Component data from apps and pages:
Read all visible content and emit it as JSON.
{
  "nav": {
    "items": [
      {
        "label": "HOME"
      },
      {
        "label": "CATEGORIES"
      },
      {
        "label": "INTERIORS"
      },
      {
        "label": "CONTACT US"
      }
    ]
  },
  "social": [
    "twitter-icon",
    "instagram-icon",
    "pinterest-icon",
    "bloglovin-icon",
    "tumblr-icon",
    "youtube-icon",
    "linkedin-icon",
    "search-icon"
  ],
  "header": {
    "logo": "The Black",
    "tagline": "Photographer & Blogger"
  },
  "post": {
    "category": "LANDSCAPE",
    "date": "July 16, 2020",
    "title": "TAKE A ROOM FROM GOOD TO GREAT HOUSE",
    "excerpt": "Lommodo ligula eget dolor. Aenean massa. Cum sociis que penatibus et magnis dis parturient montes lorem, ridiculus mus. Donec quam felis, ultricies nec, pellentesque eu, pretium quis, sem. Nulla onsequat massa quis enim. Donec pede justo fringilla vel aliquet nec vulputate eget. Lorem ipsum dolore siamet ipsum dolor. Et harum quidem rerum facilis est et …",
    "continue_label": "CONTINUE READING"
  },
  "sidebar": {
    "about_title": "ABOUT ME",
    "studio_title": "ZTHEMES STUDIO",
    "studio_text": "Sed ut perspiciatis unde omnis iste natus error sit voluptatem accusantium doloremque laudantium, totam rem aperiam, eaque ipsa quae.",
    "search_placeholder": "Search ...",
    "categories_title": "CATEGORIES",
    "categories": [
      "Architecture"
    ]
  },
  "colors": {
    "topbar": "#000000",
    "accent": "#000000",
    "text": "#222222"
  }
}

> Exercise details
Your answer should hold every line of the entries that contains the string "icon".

> Answer box
    "twitter-icon",
    "instagram-icon",
    "pinterest-icon",
    "bloglovin-icon",
    "tumblr-icon",
    "youtube-icon",
    "linkedin-icon",
    "search-icon"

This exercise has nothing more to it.